The purpose of this qualitative phenomenological study is to investigate the impact Hispanic school leaders have in schools that are primarily Hispanic. The Hispanic community is one of the fastest-growing in the United States. Hispanics are the largest student group represented in elementary and high schools yet are disproportionately underrepresented in school leadership. Hispanic school leaders experience challenges in gaining the education, opportunities, and work experience to achieve leadership roles in schools. Once Hispanic leaders gain leadership roles and grow in experience, they face challenges implementing policies that positively impact their school community. A review of the literature identified challenges Hispanic leaders face in the workplace to achieve leadership roles in schools. It also looked at the challenges Hispanic students face and the need for mentorship. The literature notes that Hispanic students benefit from same-race leaders who can share background, life experiences, shared values, and provide mentorship. The goal is to identify Hispanic school leaders' impact on students of the same race. The literature reviewed provided support on how mentorship and social capital impacted Hispanic students. Through semi-structured interviews with 15 Hispanic school principals, the researcher was able to collect data. The principals shared their perspectives during the interviews on their experience with the phenomenon. The data was analyzed, disaggregated, and coded to reveal key themes.

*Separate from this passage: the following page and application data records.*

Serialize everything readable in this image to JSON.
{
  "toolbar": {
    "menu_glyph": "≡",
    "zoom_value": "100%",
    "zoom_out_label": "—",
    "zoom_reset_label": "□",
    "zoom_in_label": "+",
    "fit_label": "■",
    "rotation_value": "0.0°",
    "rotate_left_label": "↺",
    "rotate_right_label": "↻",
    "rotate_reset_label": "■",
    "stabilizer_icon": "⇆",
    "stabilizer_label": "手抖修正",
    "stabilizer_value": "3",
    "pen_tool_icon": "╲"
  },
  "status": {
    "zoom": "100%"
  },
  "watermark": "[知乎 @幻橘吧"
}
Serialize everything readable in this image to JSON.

Library of Congress Subject Headings

Educational leadership--Hispanic Americans; Students--Hispanic Americans; Education--United States

Date of Award

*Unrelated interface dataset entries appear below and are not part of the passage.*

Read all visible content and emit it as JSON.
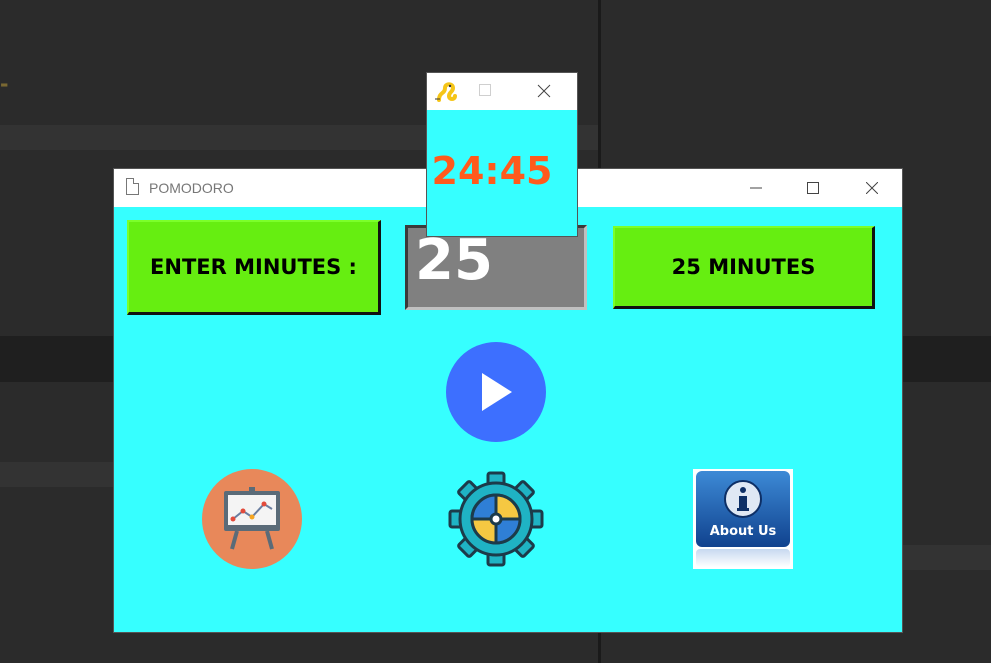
{
  "main_window": {
    "title": "POMODORO",
    "enter_label": "ENTER MINUTES :",
    "minutes_value": "25",
    "preset_label": "25 MINUTES",
    "play_icon": "play-icon",
    "stats_icon": "presentation-chart-icon",
    "settings_icon": "gear-icon",
    "about_label": "About Us",
    "about_icon": "info-icon"
  },
  "timer_window": {
    "readout": "24:45",
    "app_icon": "pygame-snake-icon"
  },
  "colors": {
    "window_bg": "#36ffff",
    "button_green": "#66ee11",
    "play_blue": "#3d6fff",
    "timer_text": "#ff5a1c",
    "input_gray": "#808080"
  }
}
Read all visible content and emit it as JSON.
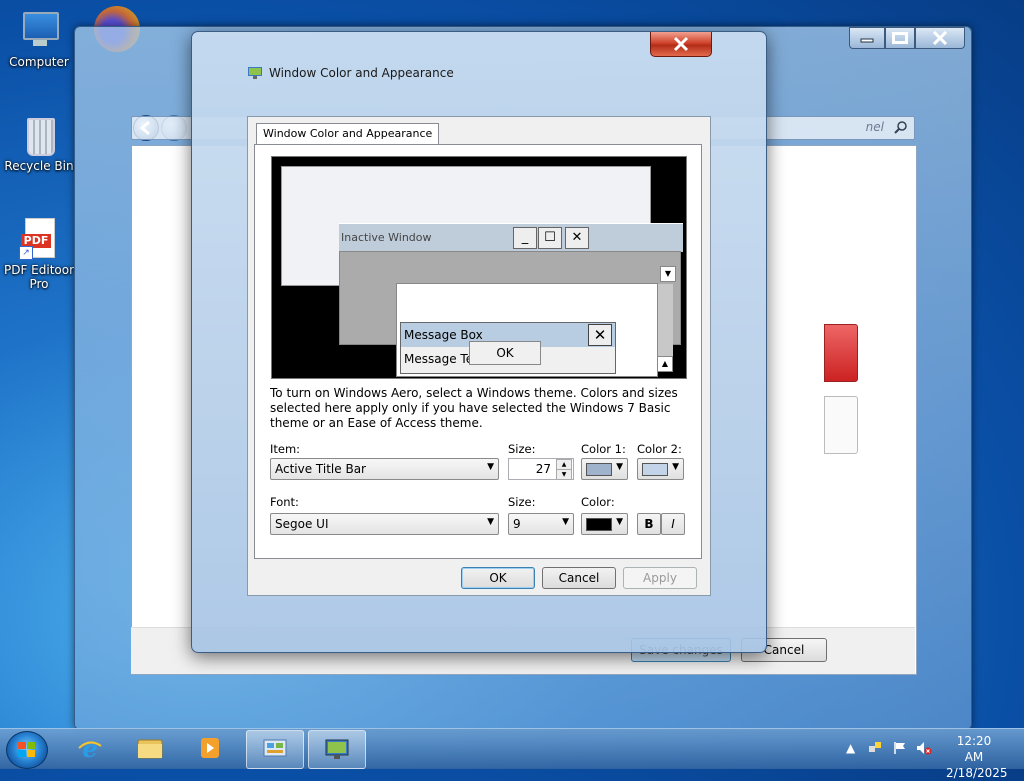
{
  "desktop": {
    "icons": [
      {
        "label": "Computer"
      },
      {
        "label": "Recycle Bin"
      },
      {
        "label": "PDF Editoor Pro"
      }
    ],
    "firefox_label": "Firefox"
  },
  "background_window": {
    "search_placeholder": "nel",
    "save_label": "Save changes",
    "cancel_label": "Cancel"
  },
  "dialog": {
    "title": "Window Color and Appearance",
    "close_glyph": "✕",
    "tab_label": "Window Color and Appearance",
    "preview": {
      "inactive_title": "Inactive Window",
      "message_box_title": "Message Box",
      "message_text": "Message Text",
      "ok_label": "OK"
    },
    "description": "To turn on Windows Aero, select a Windows theme.  Colors and sizes selected here apply only if you have selected the Windows 7 Basic theme or an Ease of Access theme.",
    "item_label": "Item:",
    "item_value": "Active Title Bar",
    "size_label": "Size:",
    "size_value": "27",
    "color1_label": "Color 1:",
    "color2_label": "Color 2:",
    "color1": "#9fb4cc",
    "color2": "#c4d4e8",
    "font_label": "Font:",
    "font_value": "Segoe UI",
    "font_size_label": "Size:",
    "font_size_value": "9",
    "font_color_label": "Color:",
    "font_color": "#000000",
    "bold_label": "B",
    "italic_label": "I",
    "ok_label": "OK",
    "cancel_label": "Cancel",
    "apply_label": "Apply"
  },
  "taskbar": {
    "time": "12:20 AM",
    "date": "2/18/2025"
  }
}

School Affiliation

Graduate School of Education and Psychology



Degree Type


Degree Name


Faculty Advisor

Gabriella Miramontes